| ENTRIES SUPPLIED |

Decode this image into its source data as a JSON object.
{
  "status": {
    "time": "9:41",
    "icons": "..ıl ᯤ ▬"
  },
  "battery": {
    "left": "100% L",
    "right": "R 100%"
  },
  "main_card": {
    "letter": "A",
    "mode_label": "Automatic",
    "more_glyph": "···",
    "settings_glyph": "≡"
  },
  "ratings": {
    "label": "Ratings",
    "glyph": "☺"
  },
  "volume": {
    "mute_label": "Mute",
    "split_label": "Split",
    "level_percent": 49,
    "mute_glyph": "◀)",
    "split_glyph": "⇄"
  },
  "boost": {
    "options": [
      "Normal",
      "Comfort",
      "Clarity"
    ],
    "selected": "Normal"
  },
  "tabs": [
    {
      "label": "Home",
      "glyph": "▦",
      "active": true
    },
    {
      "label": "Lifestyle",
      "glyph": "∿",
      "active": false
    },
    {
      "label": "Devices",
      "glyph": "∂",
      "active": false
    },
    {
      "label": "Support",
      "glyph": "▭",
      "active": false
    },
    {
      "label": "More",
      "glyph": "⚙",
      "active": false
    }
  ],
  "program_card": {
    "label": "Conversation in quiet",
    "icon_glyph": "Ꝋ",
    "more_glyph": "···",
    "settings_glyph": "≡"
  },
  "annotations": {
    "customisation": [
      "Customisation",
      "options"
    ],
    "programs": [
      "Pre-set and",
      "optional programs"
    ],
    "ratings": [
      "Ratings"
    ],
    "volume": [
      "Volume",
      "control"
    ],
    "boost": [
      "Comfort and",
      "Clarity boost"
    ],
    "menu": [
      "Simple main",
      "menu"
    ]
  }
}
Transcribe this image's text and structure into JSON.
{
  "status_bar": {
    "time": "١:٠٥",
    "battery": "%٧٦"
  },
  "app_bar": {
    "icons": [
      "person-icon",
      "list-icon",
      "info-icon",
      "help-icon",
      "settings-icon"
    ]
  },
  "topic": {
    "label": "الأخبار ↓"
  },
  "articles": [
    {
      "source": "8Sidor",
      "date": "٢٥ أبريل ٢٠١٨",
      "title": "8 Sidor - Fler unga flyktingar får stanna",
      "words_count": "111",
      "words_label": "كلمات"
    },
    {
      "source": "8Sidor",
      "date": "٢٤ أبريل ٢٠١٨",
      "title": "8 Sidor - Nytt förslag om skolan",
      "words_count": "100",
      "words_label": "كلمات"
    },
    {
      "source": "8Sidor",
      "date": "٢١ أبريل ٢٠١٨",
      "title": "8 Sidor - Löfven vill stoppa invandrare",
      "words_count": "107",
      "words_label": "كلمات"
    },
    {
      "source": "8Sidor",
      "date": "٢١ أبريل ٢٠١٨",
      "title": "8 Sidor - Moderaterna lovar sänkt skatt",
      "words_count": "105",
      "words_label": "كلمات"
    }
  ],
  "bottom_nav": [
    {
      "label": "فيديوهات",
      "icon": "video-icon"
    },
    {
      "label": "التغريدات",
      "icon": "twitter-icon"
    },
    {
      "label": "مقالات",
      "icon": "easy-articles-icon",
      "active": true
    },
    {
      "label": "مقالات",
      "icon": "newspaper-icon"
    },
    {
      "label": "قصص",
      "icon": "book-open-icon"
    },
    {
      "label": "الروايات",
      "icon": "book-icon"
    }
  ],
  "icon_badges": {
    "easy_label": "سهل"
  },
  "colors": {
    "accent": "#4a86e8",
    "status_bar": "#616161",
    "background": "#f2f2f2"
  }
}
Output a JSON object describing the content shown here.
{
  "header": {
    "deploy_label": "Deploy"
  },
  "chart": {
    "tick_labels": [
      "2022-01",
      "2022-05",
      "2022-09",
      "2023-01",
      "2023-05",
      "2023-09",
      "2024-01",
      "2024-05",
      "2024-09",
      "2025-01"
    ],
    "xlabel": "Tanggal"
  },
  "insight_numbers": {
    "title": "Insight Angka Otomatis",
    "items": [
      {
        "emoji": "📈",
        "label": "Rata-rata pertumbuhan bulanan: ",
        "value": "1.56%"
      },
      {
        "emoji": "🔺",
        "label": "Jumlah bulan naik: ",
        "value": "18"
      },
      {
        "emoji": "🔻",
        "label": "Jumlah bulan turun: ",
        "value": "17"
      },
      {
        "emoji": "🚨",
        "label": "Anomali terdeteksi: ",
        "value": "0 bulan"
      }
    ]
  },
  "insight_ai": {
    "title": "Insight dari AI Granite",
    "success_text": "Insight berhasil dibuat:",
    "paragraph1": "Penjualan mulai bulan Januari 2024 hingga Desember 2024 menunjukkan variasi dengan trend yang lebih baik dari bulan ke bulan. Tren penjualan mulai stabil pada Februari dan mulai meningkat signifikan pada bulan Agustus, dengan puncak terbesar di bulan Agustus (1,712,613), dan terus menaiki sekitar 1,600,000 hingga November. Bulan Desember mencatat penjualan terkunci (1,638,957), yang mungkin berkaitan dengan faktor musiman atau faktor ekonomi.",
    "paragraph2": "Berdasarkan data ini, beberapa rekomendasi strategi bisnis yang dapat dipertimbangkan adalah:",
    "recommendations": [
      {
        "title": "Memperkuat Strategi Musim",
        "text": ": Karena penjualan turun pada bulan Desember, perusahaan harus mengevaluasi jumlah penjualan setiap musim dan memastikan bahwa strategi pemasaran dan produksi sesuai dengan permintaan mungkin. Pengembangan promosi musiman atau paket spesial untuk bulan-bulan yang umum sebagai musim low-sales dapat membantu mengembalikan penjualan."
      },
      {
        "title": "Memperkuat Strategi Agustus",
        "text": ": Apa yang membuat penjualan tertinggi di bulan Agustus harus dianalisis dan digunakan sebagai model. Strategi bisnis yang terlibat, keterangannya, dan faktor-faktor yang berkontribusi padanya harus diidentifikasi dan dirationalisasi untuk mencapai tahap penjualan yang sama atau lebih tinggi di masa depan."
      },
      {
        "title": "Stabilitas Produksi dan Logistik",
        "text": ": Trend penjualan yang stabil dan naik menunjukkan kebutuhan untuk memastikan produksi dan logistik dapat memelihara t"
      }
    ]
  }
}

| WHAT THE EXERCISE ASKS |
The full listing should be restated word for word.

| RESULT |
Decode this image into its source data as a JSON object.
{
  "status": {
    "time": "9:41",
    "icons": "..ıl ᯤ ▬"
  },
  "battery": {
    "left": "100% L",
    "right": "R 100%"
  },
  "main_card": {
    "letter": "A",
    "mode_label": "Automatic",
    "more_glyph": "···",
    "settings_glyph": "≡"
  },
  "ratings": {
    "label": "Ratings",
    "glyph": "☺"
  },
  "volume": {
    "mute_label": "Mute",
    "split_label": "Split",
    "level_percent": 49,
    "mute_glyph": "◀)",
    "split_glyph": "⇄"
  },
  "boost": {
    "options": [
      "Normal",
      "Comfort",
      "Clarity"
    ],
    "selected": "Normal"
  },
  "tabs": [
    {
      "label": "Home",
      "glyph": "▦",
      "active": true
    },
    {
      "label": "Lifestyle",
      "glyph": "∿",
      "active": false
    },
    {
      "label": "Devices",
      "glyph": "∂",
      "active": false
    },
    {
      "label": "Support",
      "glyph": "▭",
      "active": false
    },
    {
      "label": "More",
      "glyph": "⚙",
      "active": false
    }
  ],
  "program_card": {
    "label": "Conversation in quiet",
    "icon_glyph": "Ꝋ",
    "more_glyph": "···",
    "settings_glyph": "≡"
  },
  "annotations": {
    "customisation": [
      "Customisation",
      "options"
    ],
    "programs": [
      "Pre-set and",
      "optional programs"
    ],
    "ratings": [
      "Ratings"
    ],
    "volume": [
      "Volume",
      "control"
    ],
    "boost": [
      "Comfort and",
      "Clarity boost"
    ],
    "menu": [
      "Simple main",
      "menu"
    ]
  }
}
Transcribe this image's text and structure into JSON.
{
  "status_bar": {
    "time": "١:٠٥",
    "battery": "%٧٦"
  },
  "app_bar": {
    "icons": [
      "person-icon",
      "list-icon",
      "info-icon",
      "help-icon",
      "settings-icon"
    ]
  },
  "topic": {
    "label": "الأخبار ↓"
  },
  "articles": [
    {
      "source": "8Sidor",
      "date": "٢٥ أبريل ٢٠١٨",
      "title": "8 Sidor - Fler unga flyktingar får stanna",
      "words_count": "111",
      "words_label": "كلمات"
    },
    {
      "source": "8Sidor",
      "date": "٢٤ أبريل ٢٠١٨",
      "title": "8 Sidor - Nytt förslag om skolan",
      "words_count": "100",
      "words_label": "كلمات"
    },
    {
      "source": "8Sidor",
      "date": "٢١ أبريل ٢٠١٨",
      "title": "8 Sidor - Löfven vill stoppa invandrare",
      "words_count": "107",
      "words_label": "كلمات"
    },
    {
      "source": "8Sidor",
      "date": "٢١ أبريل ٢٠١٨",
      "title": "8 Sidor - Moderaterna lovar sänkt skatt",
      "words_count": "105",
      "words_label": "كلمات"
    }
  ],
  "bottom_nav": [
    {
      "label": "فيديوهات",
      "icon": "video-icon"
    },
    {
      "label": "التغريدات",
      "icon": "twitter-icon"
    },
    {
      "label": "مقالات",
      "icon": "easy-articles-icon",
      "active": true
    },
    {
      "label": "مقالات",
      "icon": "newspaper-icon"
    },
    {
      "label": "قصص",
      "icon": "book-open-icon"
    },
    {
      "label": "الروايات",
      "icon": "book-icon"
    }
  ],
  "icon_badges": {
    "easy_label": "سهل"
  },
  "colors": {
    "accent": "#4a86e8",
    "status_bar": "#616161",
    "background": "#f2f2f2"
  }
}
Output a JSON object describing the content shown here.
{
  "header": {
    "deploy_label": "Deploy"
  },
  "chart": {
    "tick_labels": [
      "2022-01",
      "2022-05",
      "2022-09",
      "2023-01",
      "2023-05",
      "2023-09",
      "2024-01",
      "2024-05",
      "2024-09",
      "2025-01"
    ],
    "xlabel": "Tanggal"
  },
  "insight_numbers": {
    "title": "Insight Angka Otomatis",
    "items": [
      {
        "emoji": "📈",
        "label": "Rata-rata pertumbuhan bulanan: ",
        "value": "1.56%"
      },
      {
        "emoji": "🔺",
        "label": "Jumlah bulan naik: ",
        "value": "18"
      },
      {
        "emoji": "🔻",
        "label": "Jumlah bulan turun: ",
        "value": "17"
      },
      {
        "emoji": "🚨",
        "label": "Anomali terdeteksi: ",
        "value": "0 bulan"
      }
    ]
  },
  "insight_ai": {
    "title": "Insight dari AI Granite",
    "success_text": "Insight berhasil dibuat:",
    "paragraph1": "Penjualan mulai bulan Januari 2024 hingga Desember 2024 menunjukkan variasi dengan trend yang lebih baik dari bulan ke bulan. Tren penjualan mulai stabil pada Februari dan mulai meningkat signifikan pada bulan Agustus, dengan puncak terbesar di bulan Agustus (1,712,613), dan terus menaiki sekitar 1,600,000 hingga November. Bulan Desember mencatat penjualan terkunci (1,638,957), yang mungkin berkaitan dengan faktor musiman atau faktor ekonomi.",
    "paragraph2": "Berdasarkan data ini, beberapa rekomendasi strategi bisnis yang dapat dipertimbangkan adalah:",
    "recommendations": [
      {
        "title": "Memperkuat Strategi Musim",
        "text": ": Karena penjualan turun pada bulan Desember, perusahaan harus mengevaluasi jumlah penjualan setiap musim dan memastikan bahwa strategi pemasaran dan produksi sesuai dengan permintaan mungkin. Pengembangan promosi musiman atau paket spesial untuk bulan-bulan yang umum sebagai musim low-sales dapat membantu mengembalikan penjualan."
      },
      {
        "title": "Memperkuat Strategi Agustus",
        "text": ": Apa yang membuat penjualan tertinggi di bulan Agustus harus dianalisis dan digunakan sebagai model. Strategi bisnis yang terlibat, keterangannya, dan faktor-faktor yang berkontribusi padanya harus diidentifikasi dan dirationalisasi untuk mencapai tahap penjualan yang sama atau lebih tinggi di masa depan."
      },
      {
        "title": "Stabilitas Produksi dan Logistik",
        "text": ": Trend penjualan yang stabil dan naik menunjukkan kebutuhan untuk memastikan produksi dan logistik dapat memelihara t"
      }
    ]
  }
}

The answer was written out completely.